Many travelers and researchers have visited Lagina since the 18th century. Among them, Osman Hamdi Bey, one of the first Turkish museologists and a pioneering painter known for his “Kamplumbağa Terbiyecisi” (“The Tortoise Trainer”). He excavated the area between 1891-1892 and took all of the artifacts to the Istanbul Archeology Museum. Lagina is famous for being the site of the first scientific-based archaeological research to have been carried out by a Turkish team.
Sanctuary of Hecate
Lagina is home to the sanctuary of Hekate, the Greek goddess of witchcraft, magic and ghosts, the largest ever built for the goddess. Thanks to this cult sanctuary, Lagina was once the religious center of cities in the region, including Stratonikeia.
The sanctuary is also known as the site of the first scientific archaeological research to have been carried out by an entirely Turkish team.
Regular festivities were held for Hekate every year in Lagina, while grand celebrations were held every four years for the goddess. The festivities were bound by certain rules, and they were regularly held as "Key Carrying" ceremonies. During the key-carrying ceremony, a choir of young girls would sing hymns, leaving Lagina and arriving in Stratonikeia, and would return to the sanctuary to declare their devotion to the city. After this choir entered the sanctuary, religious ceremonies would begin. People who came to the sanctuary would sit on the steps and watching the ceremony.
The fact that it is the only large temple known to have been built in the name of Hekate built in the style of Corinthian order architecture, which was the most expensive style of the ancient period, demonstrates the importance of the temple.

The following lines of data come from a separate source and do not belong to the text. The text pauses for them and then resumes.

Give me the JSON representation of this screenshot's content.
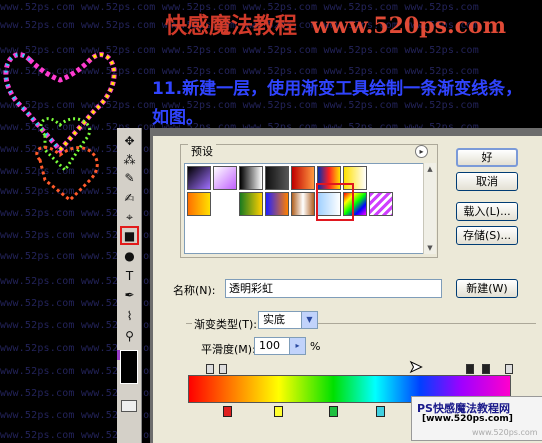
{
  "watermark_lines": [
    "www.52ps.com www.52ps.com www.52ps.com www.52ps.com www.52ps.com www.52ps.com"
  ],
  "banner": {
    "title": "快感魔法教程",
    "url": "www.520ps.com"
  },
  "instruction": {
    "line1": "11.新建一层，使用渐变工具绘制一条渐变线条，",
    "line2": "如图。"
  },
  "tools": [
    {
      "name": "move-tool-icon",
      "glyph": "✥"
    },
    {
      "name": "magic-wand-icon",
      "glyph": "⁂"
    },
    {
      "name": "healing-brush-icon",
      "glyph": "✎"
    },
    {
      "name": "brush-tool-icon",
      "glyph": "✍"
    },
    {
      "name": "history-brush-icon",
      "glyph": "⌖"
    },
    {
      "name": "gradient-tool-icon",
      "glyph": "■"
    },
    {
      "name": "dodge-tool-icon",
      "glyph": "●"
    },
    {
      "name": "type-tool-icon",
      "glyph": "T"
    },
    {
      "name": "pen-tool-icon",
      "glyph": "✒"
    },
    {
      "name": "eyedropper-icon",
      "glyph": "⌇"
    },
    {
      "name": "zoom-tool-icon",
      "glyph": "⚲"
    }
  ],
  "dialog": {
    "presets_label": "预设",
    "preset_menu_glyph": "▸",
    "buttons": {
      "ok": "好",
      "cancel": "取消",
      "load": "载入(L)...",
      "save": "存储(S)...",
      "new": "新建(W)"
    },
    "name_label": "名称(N):",
    "name_value": "透明彩虹",
    "gradient_type_label": "渐变类型(T):",
    "gradient_type_value": "实底",
    "smoothness_label": "平滑度(M):",
    "smoothness_value": "100",
    "smoothness_unit": "%",
    "smoothness_arrow": "▸",
    "dropdown_arrow": "▼"
  },
  "logo": {
    "line1": "PS快感魔法教程网",
    "line2": "[www.520ps.com]",
    "line3": "www.520ps.com"
  },
  "colors": {
    "banner_red": "#d23a2a",
    "instruction_blue": "#3044ff",
    "highlight_red": "#e0171f"
  }
}
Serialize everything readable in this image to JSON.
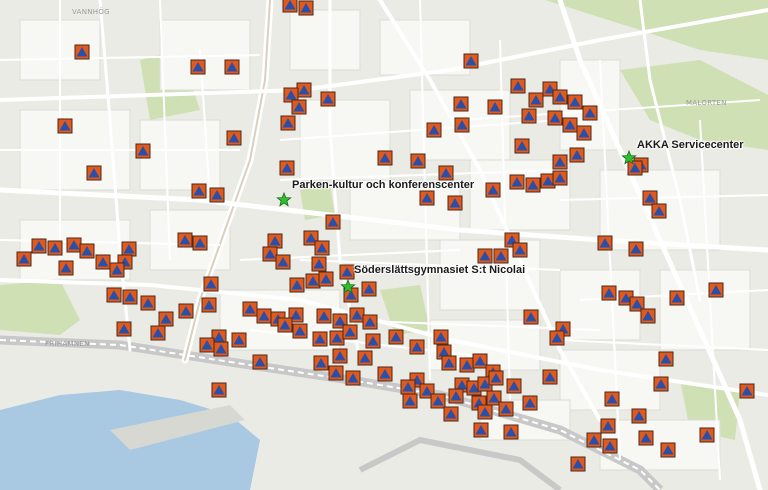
{
  "map": {
    "place_labels": [
      "VANNHÖG",
      "MALORTEN",
      "FRIHAMNEN"
    ],
    "points_of_interest": [
      "Parken-kultur och konferenscenter",
      "Söderslättsgymnasiet S:t Nicolai",
      "AKKA Servicecenter"
    ],
    "shelter_marker": {
      "icon": "civil-defence-triangle-icon",
      "fill": "#e05a1e",
      "triangle": "#2a4fa8",
      "border": "#4a2a1a"
    },
    "poi_marker": {
      "icon": "star-icon",
      "fill": "#2ec02e"
    },
    "colors": {
      "land": "#ebebe6",
      "block": "#f7f7f4",
      "park": "#cfe0b4",
      "water": "#a9c9e3",
      "road": "#ffffff",
      "railway": "#c8c8c8"
    }
  }
}
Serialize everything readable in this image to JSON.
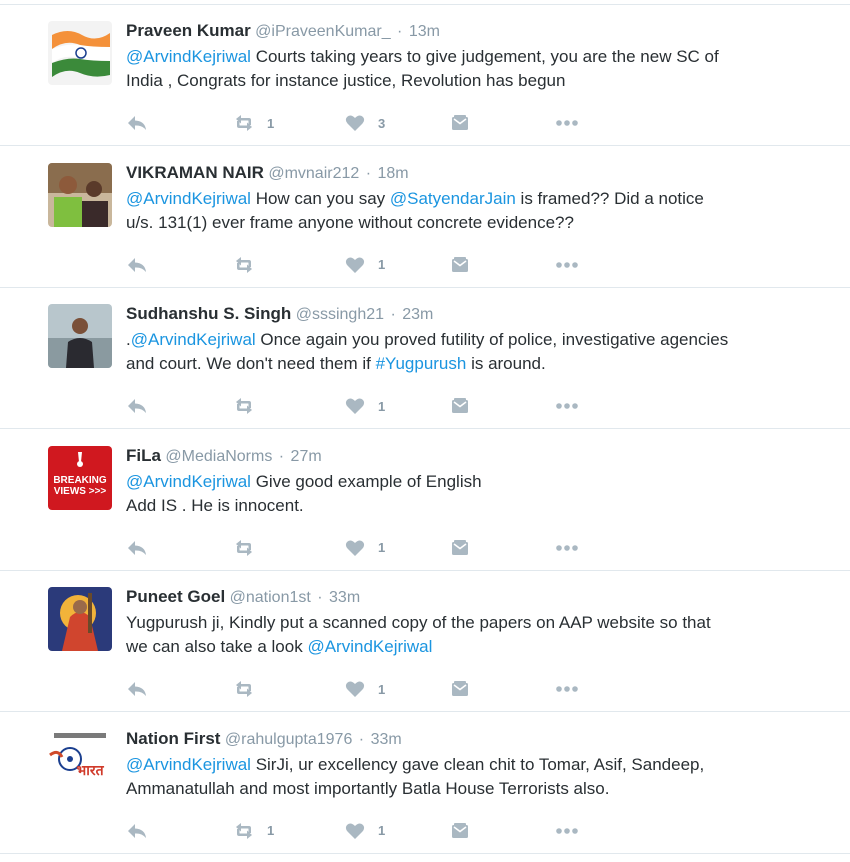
{
  "colors": {
    "link": "#1b95e0",
    "meta": "#8899a6",
    "icon": "#aab8c2",
    "border": "#e1e8ed"
  },
  "icons": {
    "reply": "reply-arrow",
    "retweet": "retweet-arrows",
    "like": "heart",
    "dm": "envelope",
    "more": "ellipsis"
  },
  "tweets": [
    {
      "name": "Praveen Kumar",
      "handle": "@iPraveenKumar_",
      "sep": "·",
      "time": "13m",
      "line1": [
        {
          "t": "@ArvindKejriwal",
          "link": true
        },
        {
          "t": "  Courts taking years to give judgement, you are the new SC of",
          "link": false
        }
      ],
      "line2": [
        {
          "t": "India , Congrats for instance justice, Revolution has begun",
          "link": false
        }
      ],
      "retweets": "1",
      "likes": "3"
    },
    {
      "name": "VIKRAMAN NAIR",
      "handle": "@mvnair212",
      "sep": "·",
      "time": "18m",
      "line1": [
        {
          "t": "@ArvindKejriwal",
          "link": true
        },
        {
          "t": " How can you say ",
          "link": false
        },
        {
          "t": "@SatyendarJain",
          "link": true
        },
        {
          "t": " is framed?? Did a notice",
          "link": false
        }
      ],
      "line2": [
        {
          "t": "u/s. 131(1) ever frame anyone without concrete evidence??",
          "link": false
        }
      ],
      "retweets": "",
      "likes": "1"
    },
    {
      "name": "Sudhanshu S. Singh",
      "handle": "@sssingh21",
      "sep": "·",
      "time": "23m",
      "line1": [
        {
          "t": ".",
          "link": false
        },
        {
          "t": "@ArvindKejriwal",
          "link": true
        },
        {
          "t": " Once again you proved futility of police, investigative agencies",
          "link": false
        }
      ],
      "line2": [
        {
          "t": "and court. We don't need them if ",
          "link": false
        },
        {
          "t": "#Yugpurush",
          "link": true
        },
        {
          "t": " is around.",
          "link": false
        }
      ],
      "retweets": "",
      "likes": "1"
    },
    {
      "name": "FiLa",
      "handle": "@MediaNorms",
      "sep": "·",
      "time": "27m",
      "avatar_text": [
        "BREAKING",
        "VIEWS >>>"
      ],
      "line1": [
        {
          "t": "@ArvindKejriwal",
          "link": true
        },
        {
          "t": " Give good example of English",
          "link": false
        }
      ],
      "line2": [
        {
          "t": "Add IS . He is innocent.",
          "link": false
        }
      ],
      "retweets": "",
      "likes": "1"
    },
    {
      "name": "Puneet Goel",
      "handle": "@nation1st",
      "sep": "·",
      "time": "33m",
      "line1": [
        {
          "t": "Yugpurush ji, Kindly put a scanned copy of the papers on AAP website so that",
          "link": false
        }
      ],
      "line2": [
        {
          "t": "we can also take a look ",
          "link": false
        },
        {
          "t": "@ArvindKejriwal",
          "link": true
        }
      ],
      "retweets": "",
      "likes": "1"
    },
    {
      "name": "Nation First",
      "handle": "@rahulgupta1976",
      "sep": "·",
      "time": "33m",
      "avatar_text": [
        "भारत"
      ],
      "line1": [
        {
          "t": "@ArvindKejriwal",
          "link": true
        },
        {
          "t": " SirJi, ur excellency gave clean chit to Tomar, Asif, Sandeep,",
          "link": false
        }
      ],
      "line2": [
        {
          "t": "Ammanatullah and most importantly Batla House Terrorists also.",
          "link": false
        }
      ],
      "retweets": "1",
      "likes": "1"
    }
  ]
}
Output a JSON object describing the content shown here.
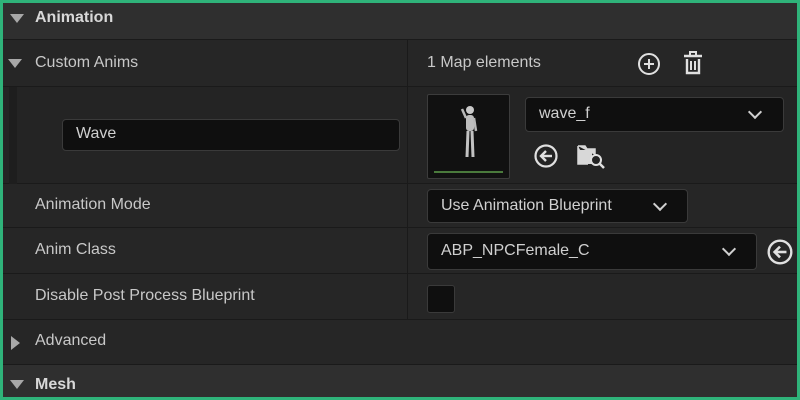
{
  "sections": {
    "animation_title": "Animation",
    "mesh_title": "Mesh"
  },
  "custom_anims": {
    "label": "Custom Anims",
    "count_text": "1 Map elements",
    "key_value": "Wave",
    "asset_name": "wave_f"
  },
  "animation_mode": {
    "label": "Animation Mode",
    "value": "Use Animation Blueprint"
  },
  "anim_class": {
    "label": "Anim Class",
    "value": "ABP_NPCFemale_C"
  },
  "disable_post_process": {
    "label": "Disable Post Process Blueprint",
    "checked": false
  },
  "advanced": {
    "label": "Advanced"
  },
  "colors": {
    "frame_border": "#2fb37a",
    "panel_bg": "#242424",
    "field_bg": "#0f0f0f",
    "text": "#c8c8c8"
  }
}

The financial support of Emperor Augustus for his sanctuary detailed in the inscription on the propylon reveals that the Lagina Hecate Sanctuary had great importance and power in the region.